● What needs to be done
What lines below mention the word "badge"? Copy each one.

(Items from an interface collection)
# # # # # # #
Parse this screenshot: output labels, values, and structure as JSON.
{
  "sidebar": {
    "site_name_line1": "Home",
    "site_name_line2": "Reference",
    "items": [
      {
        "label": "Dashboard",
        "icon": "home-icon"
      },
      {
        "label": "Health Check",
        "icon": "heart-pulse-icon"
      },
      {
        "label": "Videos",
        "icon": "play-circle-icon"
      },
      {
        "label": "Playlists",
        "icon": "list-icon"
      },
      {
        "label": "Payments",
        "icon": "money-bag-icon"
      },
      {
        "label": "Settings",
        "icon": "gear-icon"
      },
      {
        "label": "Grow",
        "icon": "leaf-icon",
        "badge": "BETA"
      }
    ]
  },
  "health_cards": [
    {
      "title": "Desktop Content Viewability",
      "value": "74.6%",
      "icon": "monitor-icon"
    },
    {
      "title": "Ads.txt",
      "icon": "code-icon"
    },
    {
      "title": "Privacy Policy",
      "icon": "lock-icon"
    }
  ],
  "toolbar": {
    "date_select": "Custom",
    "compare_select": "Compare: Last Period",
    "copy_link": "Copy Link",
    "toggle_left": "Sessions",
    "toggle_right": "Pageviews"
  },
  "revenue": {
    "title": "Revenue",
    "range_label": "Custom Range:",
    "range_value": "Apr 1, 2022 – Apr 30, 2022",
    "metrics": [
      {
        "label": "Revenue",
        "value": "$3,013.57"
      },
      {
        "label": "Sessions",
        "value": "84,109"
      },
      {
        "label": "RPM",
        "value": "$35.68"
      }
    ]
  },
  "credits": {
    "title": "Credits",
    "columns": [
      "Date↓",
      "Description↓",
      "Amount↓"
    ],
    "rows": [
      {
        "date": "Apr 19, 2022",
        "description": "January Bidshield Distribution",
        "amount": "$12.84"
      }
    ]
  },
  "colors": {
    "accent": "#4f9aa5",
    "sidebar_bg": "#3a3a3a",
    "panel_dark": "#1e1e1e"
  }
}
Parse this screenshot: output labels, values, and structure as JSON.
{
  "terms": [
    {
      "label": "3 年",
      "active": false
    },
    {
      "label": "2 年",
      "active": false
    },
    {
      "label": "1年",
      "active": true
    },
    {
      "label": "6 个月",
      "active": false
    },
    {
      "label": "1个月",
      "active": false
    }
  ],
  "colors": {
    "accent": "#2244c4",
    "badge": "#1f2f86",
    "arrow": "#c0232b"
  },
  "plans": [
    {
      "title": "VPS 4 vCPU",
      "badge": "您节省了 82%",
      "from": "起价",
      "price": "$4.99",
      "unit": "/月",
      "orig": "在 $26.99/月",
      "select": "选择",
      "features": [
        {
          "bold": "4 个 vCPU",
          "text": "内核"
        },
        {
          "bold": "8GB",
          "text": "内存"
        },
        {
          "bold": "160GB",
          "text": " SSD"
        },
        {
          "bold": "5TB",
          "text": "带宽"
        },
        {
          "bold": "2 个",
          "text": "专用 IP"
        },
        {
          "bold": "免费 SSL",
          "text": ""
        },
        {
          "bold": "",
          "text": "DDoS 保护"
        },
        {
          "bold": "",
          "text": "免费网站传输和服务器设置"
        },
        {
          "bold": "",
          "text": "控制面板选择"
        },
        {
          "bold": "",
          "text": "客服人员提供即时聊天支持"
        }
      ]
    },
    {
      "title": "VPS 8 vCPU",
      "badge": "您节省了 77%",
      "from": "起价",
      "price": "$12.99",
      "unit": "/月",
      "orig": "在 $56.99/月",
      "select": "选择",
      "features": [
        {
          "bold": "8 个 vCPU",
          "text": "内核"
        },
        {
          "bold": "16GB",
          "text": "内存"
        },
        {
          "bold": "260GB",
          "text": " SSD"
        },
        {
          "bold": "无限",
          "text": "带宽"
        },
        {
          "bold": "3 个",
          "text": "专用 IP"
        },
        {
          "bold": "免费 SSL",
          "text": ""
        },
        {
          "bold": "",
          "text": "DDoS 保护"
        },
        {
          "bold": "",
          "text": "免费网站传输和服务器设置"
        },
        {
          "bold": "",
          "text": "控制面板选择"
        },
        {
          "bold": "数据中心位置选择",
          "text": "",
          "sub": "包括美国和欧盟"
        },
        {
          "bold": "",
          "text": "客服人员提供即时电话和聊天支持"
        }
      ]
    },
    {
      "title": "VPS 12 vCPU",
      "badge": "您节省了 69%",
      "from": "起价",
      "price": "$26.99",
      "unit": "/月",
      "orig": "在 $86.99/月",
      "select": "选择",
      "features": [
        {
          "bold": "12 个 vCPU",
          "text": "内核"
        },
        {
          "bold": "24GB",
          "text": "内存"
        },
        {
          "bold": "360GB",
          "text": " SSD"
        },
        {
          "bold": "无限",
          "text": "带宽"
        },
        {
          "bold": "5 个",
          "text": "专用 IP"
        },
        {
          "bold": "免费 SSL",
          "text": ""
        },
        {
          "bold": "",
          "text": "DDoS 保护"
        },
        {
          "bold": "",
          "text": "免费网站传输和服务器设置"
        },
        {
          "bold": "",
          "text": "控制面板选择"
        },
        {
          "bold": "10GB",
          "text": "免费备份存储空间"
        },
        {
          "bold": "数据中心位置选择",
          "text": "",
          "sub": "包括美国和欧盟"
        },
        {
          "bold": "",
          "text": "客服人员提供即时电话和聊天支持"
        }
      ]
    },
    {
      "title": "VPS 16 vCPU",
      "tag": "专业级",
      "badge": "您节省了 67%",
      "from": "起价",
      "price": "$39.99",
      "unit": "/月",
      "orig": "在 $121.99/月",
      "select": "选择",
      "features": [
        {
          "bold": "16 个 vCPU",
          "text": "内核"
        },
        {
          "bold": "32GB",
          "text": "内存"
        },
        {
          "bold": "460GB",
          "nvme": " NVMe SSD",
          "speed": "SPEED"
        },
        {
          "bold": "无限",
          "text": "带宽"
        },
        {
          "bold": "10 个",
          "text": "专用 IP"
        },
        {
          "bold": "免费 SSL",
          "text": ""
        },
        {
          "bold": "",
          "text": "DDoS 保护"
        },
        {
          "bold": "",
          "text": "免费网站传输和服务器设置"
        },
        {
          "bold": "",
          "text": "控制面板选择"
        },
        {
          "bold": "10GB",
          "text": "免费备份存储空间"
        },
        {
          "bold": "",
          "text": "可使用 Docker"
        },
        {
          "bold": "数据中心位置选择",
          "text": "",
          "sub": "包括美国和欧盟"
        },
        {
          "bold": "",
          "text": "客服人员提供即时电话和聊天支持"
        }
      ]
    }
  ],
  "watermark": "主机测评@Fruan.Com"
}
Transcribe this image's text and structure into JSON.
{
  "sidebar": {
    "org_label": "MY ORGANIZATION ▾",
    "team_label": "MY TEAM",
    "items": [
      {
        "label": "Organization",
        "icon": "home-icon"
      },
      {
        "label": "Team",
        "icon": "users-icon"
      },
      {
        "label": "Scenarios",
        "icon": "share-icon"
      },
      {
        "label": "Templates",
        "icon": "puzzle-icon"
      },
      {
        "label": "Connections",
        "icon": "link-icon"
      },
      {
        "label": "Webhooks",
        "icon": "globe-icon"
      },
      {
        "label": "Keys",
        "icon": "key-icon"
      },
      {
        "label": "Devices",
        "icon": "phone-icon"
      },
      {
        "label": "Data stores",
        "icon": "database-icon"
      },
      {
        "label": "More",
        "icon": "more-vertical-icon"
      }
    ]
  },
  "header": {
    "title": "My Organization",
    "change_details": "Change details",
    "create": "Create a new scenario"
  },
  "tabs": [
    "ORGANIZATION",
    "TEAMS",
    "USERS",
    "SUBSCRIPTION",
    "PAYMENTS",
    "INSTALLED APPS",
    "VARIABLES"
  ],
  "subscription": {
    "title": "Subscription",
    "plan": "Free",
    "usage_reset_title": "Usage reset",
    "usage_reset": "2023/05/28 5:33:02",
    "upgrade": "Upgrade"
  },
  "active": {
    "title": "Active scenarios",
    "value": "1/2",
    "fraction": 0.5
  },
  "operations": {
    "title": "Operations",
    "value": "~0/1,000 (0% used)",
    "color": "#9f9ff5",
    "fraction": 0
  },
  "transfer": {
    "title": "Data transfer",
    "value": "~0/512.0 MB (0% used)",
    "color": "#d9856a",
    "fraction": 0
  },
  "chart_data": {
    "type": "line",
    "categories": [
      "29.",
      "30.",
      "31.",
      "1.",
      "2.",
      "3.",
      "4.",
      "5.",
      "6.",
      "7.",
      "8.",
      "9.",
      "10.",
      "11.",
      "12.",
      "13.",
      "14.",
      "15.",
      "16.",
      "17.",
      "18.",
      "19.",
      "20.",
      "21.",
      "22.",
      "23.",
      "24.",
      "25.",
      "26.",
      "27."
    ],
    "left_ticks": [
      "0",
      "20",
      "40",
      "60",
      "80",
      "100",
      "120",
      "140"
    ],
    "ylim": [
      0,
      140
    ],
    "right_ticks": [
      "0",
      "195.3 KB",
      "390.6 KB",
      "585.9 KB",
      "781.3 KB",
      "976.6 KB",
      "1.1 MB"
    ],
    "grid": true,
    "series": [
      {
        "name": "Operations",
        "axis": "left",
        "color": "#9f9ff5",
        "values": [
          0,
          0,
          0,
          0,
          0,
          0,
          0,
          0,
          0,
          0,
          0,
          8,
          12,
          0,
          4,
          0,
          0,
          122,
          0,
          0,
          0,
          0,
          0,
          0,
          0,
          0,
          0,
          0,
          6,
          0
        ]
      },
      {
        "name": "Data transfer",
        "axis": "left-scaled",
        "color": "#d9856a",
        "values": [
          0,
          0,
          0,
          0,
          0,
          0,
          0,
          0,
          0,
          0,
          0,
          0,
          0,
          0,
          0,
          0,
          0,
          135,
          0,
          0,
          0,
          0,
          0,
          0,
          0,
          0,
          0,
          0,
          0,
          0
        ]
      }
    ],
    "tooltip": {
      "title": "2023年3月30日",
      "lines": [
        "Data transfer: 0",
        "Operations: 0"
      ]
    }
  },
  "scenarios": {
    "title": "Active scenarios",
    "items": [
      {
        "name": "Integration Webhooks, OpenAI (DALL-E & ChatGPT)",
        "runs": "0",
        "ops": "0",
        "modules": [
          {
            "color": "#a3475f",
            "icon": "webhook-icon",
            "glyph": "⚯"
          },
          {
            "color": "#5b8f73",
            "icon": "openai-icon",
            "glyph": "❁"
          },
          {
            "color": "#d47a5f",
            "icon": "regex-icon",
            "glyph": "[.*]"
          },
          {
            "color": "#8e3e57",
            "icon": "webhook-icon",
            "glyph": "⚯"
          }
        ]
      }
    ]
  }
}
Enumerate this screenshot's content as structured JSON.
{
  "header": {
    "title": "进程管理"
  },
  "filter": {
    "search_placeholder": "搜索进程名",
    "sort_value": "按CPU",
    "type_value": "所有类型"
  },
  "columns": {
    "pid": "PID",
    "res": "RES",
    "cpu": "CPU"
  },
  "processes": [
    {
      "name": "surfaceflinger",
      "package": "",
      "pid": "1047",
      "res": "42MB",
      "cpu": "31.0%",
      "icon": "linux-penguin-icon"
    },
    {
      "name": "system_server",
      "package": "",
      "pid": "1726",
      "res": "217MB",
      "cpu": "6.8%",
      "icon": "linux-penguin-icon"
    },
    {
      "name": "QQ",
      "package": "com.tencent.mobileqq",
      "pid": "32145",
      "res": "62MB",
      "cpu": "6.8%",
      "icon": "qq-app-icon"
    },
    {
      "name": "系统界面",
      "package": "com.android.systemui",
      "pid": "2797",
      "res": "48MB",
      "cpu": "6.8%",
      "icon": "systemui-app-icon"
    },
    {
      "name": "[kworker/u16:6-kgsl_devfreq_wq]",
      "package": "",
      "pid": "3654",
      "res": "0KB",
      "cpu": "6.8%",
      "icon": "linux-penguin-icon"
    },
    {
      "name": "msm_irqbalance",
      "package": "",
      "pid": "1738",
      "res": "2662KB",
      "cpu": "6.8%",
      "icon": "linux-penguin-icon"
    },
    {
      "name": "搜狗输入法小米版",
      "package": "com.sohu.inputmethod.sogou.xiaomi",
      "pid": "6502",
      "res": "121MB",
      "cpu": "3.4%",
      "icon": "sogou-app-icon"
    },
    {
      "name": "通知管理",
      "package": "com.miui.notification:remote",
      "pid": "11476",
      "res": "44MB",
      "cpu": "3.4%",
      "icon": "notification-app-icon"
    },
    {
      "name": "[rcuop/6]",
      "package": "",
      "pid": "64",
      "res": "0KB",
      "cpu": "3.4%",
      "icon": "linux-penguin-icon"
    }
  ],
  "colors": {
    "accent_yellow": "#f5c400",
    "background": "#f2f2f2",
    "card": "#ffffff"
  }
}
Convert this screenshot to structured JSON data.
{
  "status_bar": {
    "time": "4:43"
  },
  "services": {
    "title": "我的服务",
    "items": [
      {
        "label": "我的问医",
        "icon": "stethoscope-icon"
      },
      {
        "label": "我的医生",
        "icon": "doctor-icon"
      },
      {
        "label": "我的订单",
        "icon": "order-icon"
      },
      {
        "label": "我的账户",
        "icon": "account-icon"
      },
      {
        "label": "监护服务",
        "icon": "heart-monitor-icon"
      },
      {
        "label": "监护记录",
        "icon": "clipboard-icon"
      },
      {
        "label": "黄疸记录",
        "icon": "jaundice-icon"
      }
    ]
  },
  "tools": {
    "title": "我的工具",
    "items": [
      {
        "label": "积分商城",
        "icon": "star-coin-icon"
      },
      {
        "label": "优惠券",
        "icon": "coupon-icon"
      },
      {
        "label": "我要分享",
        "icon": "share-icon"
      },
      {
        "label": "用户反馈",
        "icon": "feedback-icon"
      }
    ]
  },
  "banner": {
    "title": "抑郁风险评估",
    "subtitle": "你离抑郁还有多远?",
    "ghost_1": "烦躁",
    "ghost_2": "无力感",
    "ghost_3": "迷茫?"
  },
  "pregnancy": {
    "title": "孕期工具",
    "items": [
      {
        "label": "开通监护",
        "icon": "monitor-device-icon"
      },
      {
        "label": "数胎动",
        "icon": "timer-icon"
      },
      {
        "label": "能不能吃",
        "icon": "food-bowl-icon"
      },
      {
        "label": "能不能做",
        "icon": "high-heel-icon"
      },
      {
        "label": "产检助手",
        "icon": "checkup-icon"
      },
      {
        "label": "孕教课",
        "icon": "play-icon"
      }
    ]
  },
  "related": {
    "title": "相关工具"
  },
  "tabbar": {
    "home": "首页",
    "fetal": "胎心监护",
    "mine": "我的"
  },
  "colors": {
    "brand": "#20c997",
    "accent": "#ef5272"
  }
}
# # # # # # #
● Response to this exercise
        "badge": "BETA"
    "badge": "#1f2f86",
      "badge": "您节省了 82%",
      "badge": "您节省了 77%",
      "badge": "您节省了 69%",
      "badge": "您节省了 67%",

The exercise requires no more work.